• _Task brief_: Return every entry exactly.

(Web page and app entries)

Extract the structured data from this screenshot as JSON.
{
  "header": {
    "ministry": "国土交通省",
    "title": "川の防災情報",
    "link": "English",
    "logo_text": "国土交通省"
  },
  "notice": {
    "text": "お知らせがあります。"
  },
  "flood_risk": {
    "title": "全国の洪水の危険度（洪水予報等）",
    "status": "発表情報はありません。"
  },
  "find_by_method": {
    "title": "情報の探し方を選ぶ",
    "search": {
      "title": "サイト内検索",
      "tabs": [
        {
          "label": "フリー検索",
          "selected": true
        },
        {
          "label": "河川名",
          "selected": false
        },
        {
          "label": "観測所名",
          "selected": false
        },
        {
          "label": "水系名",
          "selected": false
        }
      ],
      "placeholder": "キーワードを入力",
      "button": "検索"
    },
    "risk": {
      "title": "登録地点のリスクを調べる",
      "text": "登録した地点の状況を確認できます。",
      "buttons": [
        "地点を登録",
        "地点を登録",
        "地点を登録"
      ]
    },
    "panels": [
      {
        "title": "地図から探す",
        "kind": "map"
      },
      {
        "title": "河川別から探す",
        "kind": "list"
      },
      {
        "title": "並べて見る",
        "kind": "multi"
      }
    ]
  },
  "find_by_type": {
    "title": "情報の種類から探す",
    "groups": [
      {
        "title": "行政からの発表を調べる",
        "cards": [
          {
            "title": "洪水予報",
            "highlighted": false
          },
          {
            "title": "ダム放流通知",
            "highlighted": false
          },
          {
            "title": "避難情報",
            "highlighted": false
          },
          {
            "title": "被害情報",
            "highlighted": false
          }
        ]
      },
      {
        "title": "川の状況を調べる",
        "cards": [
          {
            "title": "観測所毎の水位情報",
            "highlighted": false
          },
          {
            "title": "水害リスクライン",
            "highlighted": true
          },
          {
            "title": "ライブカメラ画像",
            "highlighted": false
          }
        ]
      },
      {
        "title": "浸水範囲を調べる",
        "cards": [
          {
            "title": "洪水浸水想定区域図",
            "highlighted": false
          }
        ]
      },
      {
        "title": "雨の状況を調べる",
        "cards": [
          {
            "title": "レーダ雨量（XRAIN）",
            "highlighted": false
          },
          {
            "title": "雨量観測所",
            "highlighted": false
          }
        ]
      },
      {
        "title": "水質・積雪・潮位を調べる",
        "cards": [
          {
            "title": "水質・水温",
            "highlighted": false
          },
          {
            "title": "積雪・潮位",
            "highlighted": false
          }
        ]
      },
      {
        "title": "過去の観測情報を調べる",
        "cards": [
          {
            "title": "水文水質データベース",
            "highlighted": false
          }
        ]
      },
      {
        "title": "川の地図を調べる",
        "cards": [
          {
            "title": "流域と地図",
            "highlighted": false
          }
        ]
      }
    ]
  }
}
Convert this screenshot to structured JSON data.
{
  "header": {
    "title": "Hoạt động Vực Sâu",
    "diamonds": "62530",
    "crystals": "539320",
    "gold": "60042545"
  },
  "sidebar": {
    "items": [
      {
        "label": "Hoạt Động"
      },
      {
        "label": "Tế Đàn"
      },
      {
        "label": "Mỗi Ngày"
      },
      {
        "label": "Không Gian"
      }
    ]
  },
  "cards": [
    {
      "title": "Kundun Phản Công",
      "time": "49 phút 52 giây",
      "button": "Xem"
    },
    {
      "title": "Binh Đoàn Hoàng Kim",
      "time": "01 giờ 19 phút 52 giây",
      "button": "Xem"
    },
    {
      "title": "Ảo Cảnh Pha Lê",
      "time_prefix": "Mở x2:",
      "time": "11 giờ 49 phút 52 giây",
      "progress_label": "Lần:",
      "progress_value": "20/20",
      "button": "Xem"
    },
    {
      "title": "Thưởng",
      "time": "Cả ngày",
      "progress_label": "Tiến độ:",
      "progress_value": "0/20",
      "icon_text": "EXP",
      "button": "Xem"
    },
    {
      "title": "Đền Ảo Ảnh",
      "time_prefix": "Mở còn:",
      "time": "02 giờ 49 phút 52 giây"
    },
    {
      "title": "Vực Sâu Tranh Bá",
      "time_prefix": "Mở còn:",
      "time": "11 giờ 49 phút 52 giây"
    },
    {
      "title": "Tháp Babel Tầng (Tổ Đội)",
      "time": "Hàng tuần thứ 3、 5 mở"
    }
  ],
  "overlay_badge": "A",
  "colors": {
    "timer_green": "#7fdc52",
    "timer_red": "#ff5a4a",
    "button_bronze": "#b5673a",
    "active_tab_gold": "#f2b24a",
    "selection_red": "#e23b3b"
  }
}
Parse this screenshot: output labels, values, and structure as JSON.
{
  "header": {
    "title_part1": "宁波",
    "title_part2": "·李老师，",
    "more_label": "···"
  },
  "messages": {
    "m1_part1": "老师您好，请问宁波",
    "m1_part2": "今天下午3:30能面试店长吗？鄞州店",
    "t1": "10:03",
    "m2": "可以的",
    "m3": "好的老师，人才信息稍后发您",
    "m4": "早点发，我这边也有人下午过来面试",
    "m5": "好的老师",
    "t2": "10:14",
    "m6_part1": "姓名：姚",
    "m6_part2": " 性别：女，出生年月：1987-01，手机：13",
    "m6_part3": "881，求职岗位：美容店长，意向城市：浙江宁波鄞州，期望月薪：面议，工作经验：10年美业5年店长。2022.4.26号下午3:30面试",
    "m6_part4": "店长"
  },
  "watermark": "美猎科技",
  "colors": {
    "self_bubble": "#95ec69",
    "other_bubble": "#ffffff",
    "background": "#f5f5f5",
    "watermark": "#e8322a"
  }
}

• _Response area_:
Extract the structured data from this screenshot as JSON.
{
  "header": {
    "ministry": "国土交通省",
    "title": "川の防災情報",
    "link": "English",
    "logo_text": "国土交通省"
  },
  "notice": {
    "text": "お知らせがあります。"
  },
  "flood_risk": {
    "title": "全国の洪水の危険度（洪水予報等）",
    "status": "発表情報はありません。"
  },
  "find_by_method": {
    "title": "情報の探し方を選ぶ",
    "search": {
      "title": "サイト内検索",
      "tabs": [
        {
          "label": "フリー検索",
          "selected": true
        },
        {
          "label": "河川名",
          "selected": false
        },
        {
          "label": "観測所名",
          "selected": false
        },
        {
          "label": "水系名",
          "selected": false
        }
      ],
      "placeholder": "キーワードを入力",
      "button": "検索"
    },
    "risk": {
      "title": "登録地点のリスクを調べる",
      "text": "登録した地点の状況を確認できます。",
      "buttons": [
        "地点を登録",
        "地点を登録",
        "地点を登録"
      ]
    },
    "panels": [
      {
        "title": "地図から探す",
        "kind": "map"
      },
      {
        "title": "河川別から探す",
        "kind": "list"
      },
      {
        "title": "並べて見る",
        "kind": "multi"
      }
    ]
  },
  "find_by_type": {
    "title": "情報の種類から探す",
    "groups": [
      {
        "title": "行政からの発表を調べる",
        "cards": [
          {
            "title": "洪水予報",
            "highlighted": false
          },
          {
            "title": "ダム放流通知",
            "highlighted": false
          },
          {
            "title": "避難情報",
            "highlighted": false
          },
          {
            "title": "被害情報",
            "highlighted": false
          }
        ]
      },
      {
        "title": "川の状況を調べる",
        "cards": [
          {
            "title": "観測所毎の水位情報",
            "highlighted": false
          },
          {
            "title": "水害リスクライン",
            "highlighted": true
          },
          {
            "title": "ライブカメラ画像",
            "highlighted": false
          }
        ]
      },
      {
        "title": "浸水範囲を調べる",
        "cards": [
          {
            "title": "洪水浸水想定区域図",
            "highlighted": false
          }
        ]
      },
      {
        "title": "雨の状況を調べる",
        "cards": [
          {
            "title": "レーダ雨量（XRAIN）",
            "highlighted": false
          },
          {
            "title": "雨量観測所",
            "highlighted": false
          }
        ]
      },
      {
        "title": "水質・積雪・潮位を調べる",
        "cards": [
          {
            "title": "水質・水温",
            "highlighted": false
          },
          {
            "title": "積雪・潮位",
            "highlighted": false
          }
        ]
      },
      {
        "title": "過去の観測情報を調べる",
        "cards": [
          {
            "title": "水文水質データベース",
            "highlighted": false
          }
        ]
      },
      {
        "title": "川の地図を調べる",
        "cards": [
          {
            "title": "流域と地図",
            "highlighted": false
          }
        ]
      }
    ]
  }
}
Convert this screenshot to structured JSON data.
{
  "header": {
    "title": "Hoạt động Vực Sâu",
    "diamonds": "62530",
    "crystals": "539320",
    "gold": "60042545"
  },
  "sidebar": {
    "items": [
      {
        "label": "Hoạt Động"
      },
      {
        "label": "Tế Đàn"
      },
      {
        "label": "Mỗi Ngày"
      },
      {
        "label": "Không Gian"
      }
    ]
  },
  "cards": [
    {
      "title": "Kundun Phản Công",
      "time": "49 phút 52 giây",
      "button": "Xem"
    },
    {
      "title": "Binh Đoàn Hoàng Kim",
      "time": "01 giờ 19 phút 52 giây",
      "button": "Xem"
    },
    {
      "title": "Ảo Cảnh Pha Lê",
      "time_prefix": "Mở x2:",
      "time": "11 giờ 49 phút 52 giây",
      "progress_label": "Lần:",
      "progress_value": "20/20",
      "button": "Xem"
    },
    {
      "title": "Thưởng",
      "time": "Cả ngày",
      "progress_label": "Tiến độ:",
      "progress_value": "0/20",
      "icon_text": "EXP",
      "button": "Xem"
    },
    {
      "title": "Đền Ảo Ảnh",
      "time_prefix": "Mở còn:",
      "time": "02 giờ 49 phút 52 giây"
    },
    {
      "title": "Vực Sâu Tranh Bá",
      "time_prefix": "Mở còn:",
      "time": "11 giờ 49 phút 52 giây"
    },
    {
      "title": "Tháp Babel Tầng (Tổ Đội)",
      "time": "Hàng tuần thứ 3、 5 mở"
    }
  ],
  "overlay_badge": "A",
  "colors": {
    "timer_green": "#7fdc52",
    "timer_red": "#ff5a4a",
    "button_bronze": "#b5673a",
    "active_tab_gold": "#f2b24a",
    "selection_red": "#e23b3b"
  }
}
Parse this screenshot: output labels, values, and structure as JSON.
{
  "header": {
    "title_part1": "宁波",
    "title_part2": "·李老师，",
    "more_label": "···"
  },
  "messages": {
    "m1_part1": "老师您好，请问宁波",
    "m1_part2": "今天下午3:30能面试店长吗？鄞州店",
    "t1": "10:03",
    "m2": "可以的",
    "m3": "好的老师，人才信息稍后发您",
    "m4": "早点发，我这边也有人下午过来面试",
    "m5": "好的老师",
    "t2": "10:14",
    "m6_part1": "姓名：姚",
    "m6_part2": " 性别：女，出生年月：1987-01，手机：13",
    "m6_part3": "881，求职岗位：美容店长，意向城市：浙江宁波鄞州，期望月薪：面议，工作经验：10年美业5年店长。2022.4.26号下午3:30面试",
    "m6_part4": "店长"
  },
  "watermark": "美猎科技",
  "colors": {
    "self_bubble": "#95ec69",
    "other_bubble": "#ffffff",
    "background": "#f5f5f5",
    "watermark": "#e8322a"
  }
}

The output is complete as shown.